The elephant in the room for the Comox Valley community is a white whale, known as Queenesh by members of the K’omoks First Nation. The Comox Glacier has long been a beacon for Indigenous people of this land and is described as an important symbol of origin. The glacier is also a symbol of the greater Comox Valley community. It is predicted to be completely gone in 25 years due to human-caused climate change. The question we should ask is, how do we feel about this?
Climate grief is broadly accepted as a rational human response to the climate crisis and biodiversity loss. Climate psychology identifies climate grief and eco-anxiety as relatively new phenomena. Feelings such as anger, numbness, sadness, despair and disconnectedness emerge as a result of witnessing existing or future loss related to our habitat. Underlying anxiety and depression can become exacerbated, potentially leading to mood dysregulation, strained relationships and increase in substance use.
Populations directly impacted by climate change events and therefore more susceptible to adverse mental health outcomes include those with pre-existing chronic health conditions, Indigenous and racially marginalized people, children, older adults and those negatively impacted by socioeconomic status. The mental health of our community members is vitally important to the health of our community. The American Psychiatric Association underscores this connection and warns of increased interpersonal aggression, social instability, violence and crime as an impact of climate change.
Grief is a complex human emotion, often described as a process involving five stages: denial, anger, bargaining, depression and acceptance.
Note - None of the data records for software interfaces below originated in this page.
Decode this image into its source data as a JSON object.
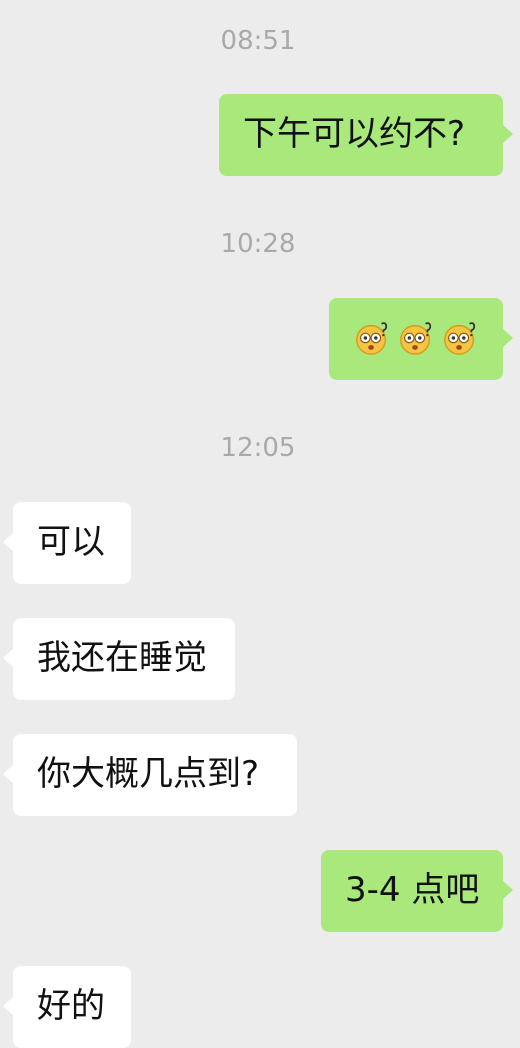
{
  "chat": {
    "timestamps": [
      "08:51",
      "10:28",
      "12:05"
    ],
    "messages": [
      {
        "side": "out",
        "text": "下午可以约不?"
      },
      {
        "side": "out",
        "emoji": [
          "dizzy-face-emoji",
          "dizzy-face-emoji",
          "dizzy-face-emoji"
        ]
      },
      {
        "side": "in",
        "text": "可以"
      },
      {
        "side": "in",
        "text": "我还在睡觉"
      },
      {
        "side": "in",
        "text": "你大概几点到?"
      },
      {
        "side": "out",
        "text": "3-4 点吧"
      },
      {
        "side": "in",
        "text": "好的"
      }
    ]
  },
  "colors": {
    "background": "#ececec",
    "outgoing_bubble": "#a9e87a",
    "incoming_bubble": "#ffffff",
    "timestamp_text": "#a9a9a9",
    "message_text": "#111111"
  }
}
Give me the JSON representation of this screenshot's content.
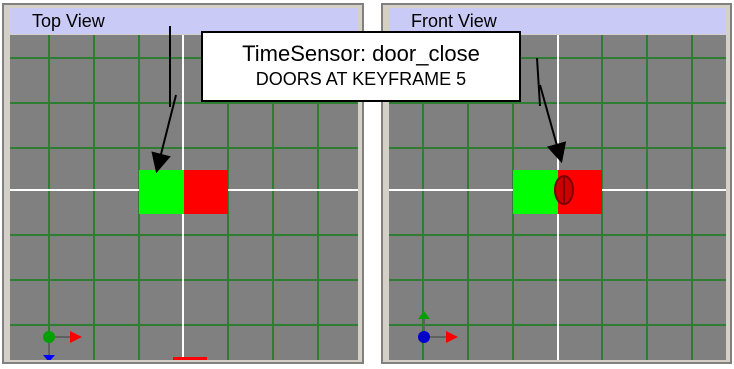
{
  "viewports": [
    {
      "title": "Top View"
    },
    {
      "title": "Front View"
    }
  ],
  "callout": {
    "line1": "TimeSensor: door_close",
    "line2": "DOORS AT KEYFRAME 5"
  },
  "colors": {
    "grid_background": "#808080",
    "grid_lines": "#2e7d32",
    "axis_lines": "#ffffff",
    "door_green": "#00ff00",
    "door_red": "#ff0000",
    "title_bar": "#cacaf6",
    "axis_x": "#ff0000",
    "axis_y": "#00a000",
    "axis_z": "#0000ff"
  },
  "icons": [
    "axis-gizmo-icon",
    "arrow-icon"
  ]
}
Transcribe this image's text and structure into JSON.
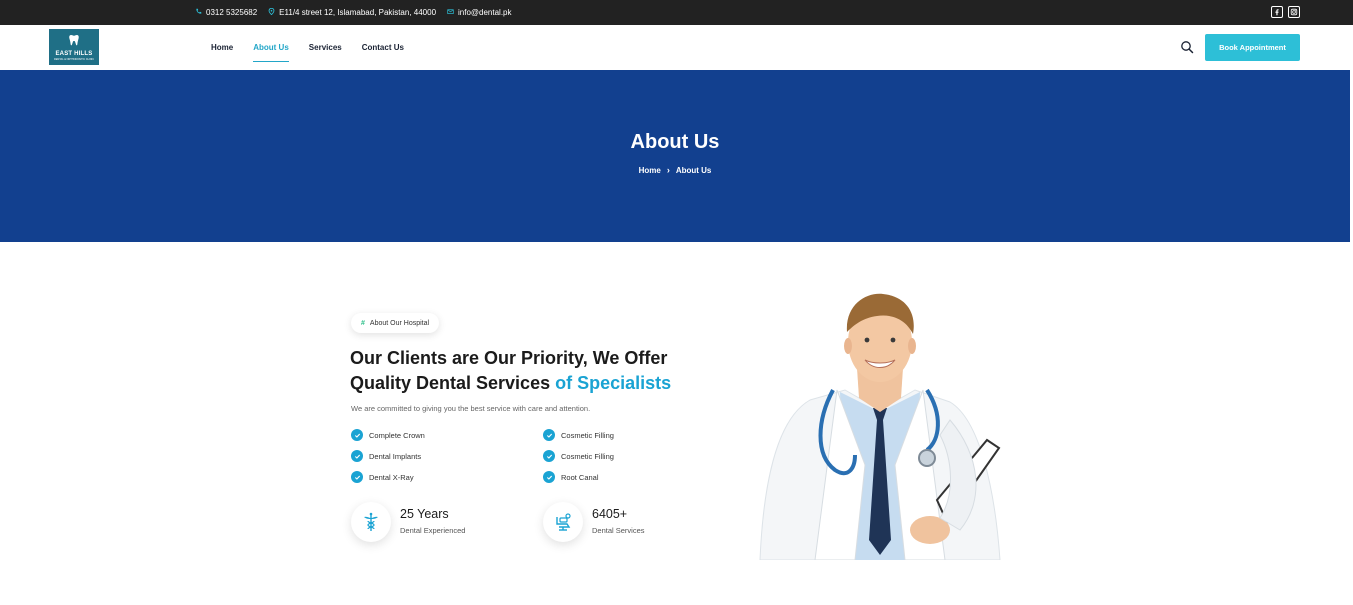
{
  "topbar": {
    "phone": "0312 5325682",
    "address": "E11/4 street 12, Islamabad, Pakistan, 44000",
    "email": "info@dental.pk",
    "social": [
      "facebook-icon",
      "instagram-icon"
    ]
  },
  "header": {
    "logo_title": "EAST HILLS",
    "logo_subtitle": "DENTAL & ORTHODONTIC CLINIC",
    "nav": [
      {
        "label": "Home"
      },
      {
        "label": "About Us"
      },
      {
        "label": "Services"
      },
      {
        "label": "Contact Us"
      }
    ],
    "active_nav": "About Us",
    "cta_label": "Book Appointment"
  },
  "banner": {
    "title": "About Us",
    "breadcrumb": [
      "Home",
      "About Us"
    ]
  },
  "about": {
    "tag": "About Our Hospital",
    "heading_part1": "Our Clients are Our Priority, We Offer Quality Dental Services ",
    "heading_highlight": "of Specialists",
    "subtext": "We are committed to giving you the best service with care and attention.",
    "features_left": [
      "Complete Crown",
      "Dental Implants",
      "Dental X-Ray"
    ],
    "features_right": [
      "Cosmetic Filling",
      "Cosmetic Filling",
      "Root Canal"
    ],
    "stats": [
      {
        "value": "25 Years",
        "label": "Dental Experienced",
        "icon": "caduceus-icon"
      },
      {
        "value": "6405+",
        "label": "Dental Services",
        "icon": "dental-chair-icon"
      }
    ]
  },
  "colors": {
    "topbar_bg": "#222222",
    "banner_bg": "#12408f",
    "accent": "#2dbfd7",
    "highlight": "#1aa3d3"
  }
}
When a loved one passes, ceremonies and rituals help to mark significance and provide space to be present with our feelings. The navigation through heartache can be eased with connection to community, loved ones and professionals. With support, resilience can emerge out of grief and new meaning can be discovered.
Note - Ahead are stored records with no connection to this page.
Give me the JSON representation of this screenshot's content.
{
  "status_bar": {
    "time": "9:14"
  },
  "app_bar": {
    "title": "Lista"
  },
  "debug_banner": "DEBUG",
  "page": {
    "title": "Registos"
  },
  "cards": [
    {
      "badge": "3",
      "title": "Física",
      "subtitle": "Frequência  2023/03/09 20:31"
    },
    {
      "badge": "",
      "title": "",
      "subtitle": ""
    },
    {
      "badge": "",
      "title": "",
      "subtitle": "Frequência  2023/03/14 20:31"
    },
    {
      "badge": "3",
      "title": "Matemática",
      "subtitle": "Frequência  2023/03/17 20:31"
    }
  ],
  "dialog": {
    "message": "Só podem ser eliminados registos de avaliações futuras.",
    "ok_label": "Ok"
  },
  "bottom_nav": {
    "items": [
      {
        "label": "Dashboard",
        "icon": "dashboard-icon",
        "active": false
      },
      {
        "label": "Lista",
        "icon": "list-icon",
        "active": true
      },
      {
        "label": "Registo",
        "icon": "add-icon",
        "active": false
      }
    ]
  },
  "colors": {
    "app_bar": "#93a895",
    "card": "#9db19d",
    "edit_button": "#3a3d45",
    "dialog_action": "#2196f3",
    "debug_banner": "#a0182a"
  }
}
Climate grief has given rise to multiple manifestations of community action. There is now a Remembrance Day for Lost Species, calling on people to witness biodiversity loss and renew commitments to reduce human impact on the natural world. The grassroots initiative, Fridays for Future, saw young people from all over the world walk out of classrooms and into the streets with the aim of drawing attention to how youth feel about the climate crisis. In this community, the Comox Youth Climate Council arose from the weekly demonstration and continues to provide connection for our youth in the face of catastrophe. These displays of community grief turned into political action illustrate the capacity for solidarity and resilience to surface out of pain and sorrow.
Icelanders acknowledged how they were feeling about the ominous loss in their environment and collectively transformed grief into meaning and action. Climate grief does not have to paralyze — it can be the impetus for connection, creativity and action. When young people rise up and take to the streets, the forests and waterways, can we affirm their grief instead of condemning their actions? Do we have the courage to acknowledge our own feelings, build community cohesion and find a new way of being in the world? This is the work we must do to move from denial to acceptance and build a meaningful world for future generations.
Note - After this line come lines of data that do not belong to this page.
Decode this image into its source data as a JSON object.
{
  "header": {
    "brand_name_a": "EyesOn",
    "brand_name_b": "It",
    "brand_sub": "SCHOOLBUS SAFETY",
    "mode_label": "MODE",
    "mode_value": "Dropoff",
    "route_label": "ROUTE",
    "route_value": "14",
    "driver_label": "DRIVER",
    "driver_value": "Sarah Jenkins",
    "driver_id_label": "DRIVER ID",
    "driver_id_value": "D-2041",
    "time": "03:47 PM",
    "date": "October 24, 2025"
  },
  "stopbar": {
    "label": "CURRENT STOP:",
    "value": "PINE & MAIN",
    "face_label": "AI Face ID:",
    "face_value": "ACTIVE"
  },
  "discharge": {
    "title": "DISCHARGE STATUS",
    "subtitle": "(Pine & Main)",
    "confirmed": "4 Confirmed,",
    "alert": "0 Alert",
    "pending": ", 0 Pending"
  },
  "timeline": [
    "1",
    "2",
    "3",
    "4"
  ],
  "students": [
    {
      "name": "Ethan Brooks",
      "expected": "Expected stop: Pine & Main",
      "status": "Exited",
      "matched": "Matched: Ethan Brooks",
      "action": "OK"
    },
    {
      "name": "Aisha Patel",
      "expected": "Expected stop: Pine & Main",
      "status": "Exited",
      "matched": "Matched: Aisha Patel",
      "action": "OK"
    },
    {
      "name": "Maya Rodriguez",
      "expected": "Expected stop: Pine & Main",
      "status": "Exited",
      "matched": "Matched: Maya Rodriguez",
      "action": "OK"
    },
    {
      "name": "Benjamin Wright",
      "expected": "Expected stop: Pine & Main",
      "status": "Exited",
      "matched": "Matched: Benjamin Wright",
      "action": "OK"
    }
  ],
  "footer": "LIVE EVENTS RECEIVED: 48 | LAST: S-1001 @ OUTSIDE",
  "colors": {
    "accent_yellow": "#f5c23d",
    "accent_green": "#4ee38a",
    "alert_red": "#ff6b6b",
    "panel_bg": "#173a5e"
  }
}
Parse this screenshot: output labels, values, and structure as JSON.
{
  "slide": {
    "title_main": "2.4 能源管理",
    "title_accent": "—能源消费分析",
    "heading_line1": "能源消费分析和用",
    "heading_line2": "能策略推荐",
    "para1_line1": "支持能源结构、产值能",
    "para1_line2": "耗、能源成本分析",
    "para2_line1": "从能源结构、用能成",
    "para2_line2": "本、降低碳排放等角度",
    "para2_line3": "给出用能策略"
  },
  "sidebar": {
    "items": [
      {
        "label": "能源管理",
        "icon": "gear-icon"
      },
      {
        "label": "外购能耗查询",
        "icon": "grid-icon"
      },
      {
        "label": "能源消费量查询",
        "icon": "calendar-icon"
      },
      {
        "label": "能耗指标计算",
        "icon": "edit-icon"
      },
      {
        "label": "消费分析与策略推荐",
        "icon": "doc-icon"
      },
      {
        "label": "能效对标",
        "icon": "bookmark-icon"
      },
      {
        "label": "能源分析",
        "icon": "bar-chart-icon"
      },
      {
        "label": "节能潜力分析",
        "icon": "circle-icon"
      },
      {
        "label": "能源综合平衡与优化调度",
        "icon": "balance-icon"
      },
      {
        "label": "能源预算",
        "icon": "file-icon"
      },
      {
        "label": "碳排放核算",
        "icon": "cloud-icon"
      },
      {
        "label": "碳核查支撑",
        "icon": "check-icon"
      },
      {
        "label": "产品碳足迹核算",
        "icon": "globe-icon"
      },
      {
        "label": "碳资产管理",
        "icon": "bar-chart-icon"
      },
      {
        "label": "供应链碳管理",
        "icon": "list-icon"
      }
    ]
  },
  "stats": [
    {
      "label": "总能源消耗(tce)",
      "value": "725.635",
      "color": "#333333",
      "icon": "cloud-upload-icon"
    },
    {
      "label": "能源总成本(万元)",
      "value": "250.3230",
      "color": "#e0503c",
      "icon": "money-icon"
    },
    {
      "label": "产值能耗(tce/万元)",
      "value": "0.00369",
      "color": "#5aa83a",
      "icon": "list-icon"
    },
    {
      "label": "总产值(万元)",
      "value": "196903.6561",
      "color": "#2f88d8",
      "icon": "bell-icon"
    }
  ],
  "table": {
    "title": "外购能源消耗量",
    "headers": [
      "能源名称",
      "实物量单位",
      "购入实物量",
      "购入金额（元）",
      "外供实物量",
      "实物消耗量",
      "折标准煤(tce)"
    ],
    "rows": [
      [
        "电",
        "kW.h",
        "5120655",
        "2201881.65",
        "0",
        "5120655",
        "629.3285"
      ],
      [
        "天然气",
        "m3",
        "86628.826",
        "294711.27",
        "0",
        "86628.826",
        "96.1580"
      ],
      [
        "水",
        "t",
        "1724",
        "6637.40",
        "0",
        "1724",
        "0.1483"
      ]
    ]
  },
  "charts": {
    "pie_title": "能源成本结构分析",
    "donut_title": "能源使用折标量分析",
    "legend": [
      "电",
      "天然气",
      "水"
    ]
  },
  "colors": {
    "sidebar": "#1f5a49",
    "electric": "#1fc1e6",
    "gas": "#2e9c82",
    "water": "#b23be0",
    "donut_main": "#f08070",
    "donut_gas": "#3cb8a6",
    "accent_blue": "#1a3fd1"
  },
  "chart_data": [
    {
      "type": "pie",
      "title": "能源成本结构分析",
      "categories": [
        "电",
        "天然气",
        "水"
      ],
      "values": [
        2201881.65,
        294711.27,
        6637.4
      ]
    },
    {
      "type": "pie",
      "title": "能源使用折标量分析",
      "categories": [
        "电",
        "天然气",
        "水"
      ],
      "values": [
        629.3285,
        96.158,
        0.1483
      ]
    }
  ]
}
Megan Tomlinson, R.N., is a member of the Comox Valley Nurses for Health & the Environment www.cvnhe.org, and a regular contributor to the Comox Valley Record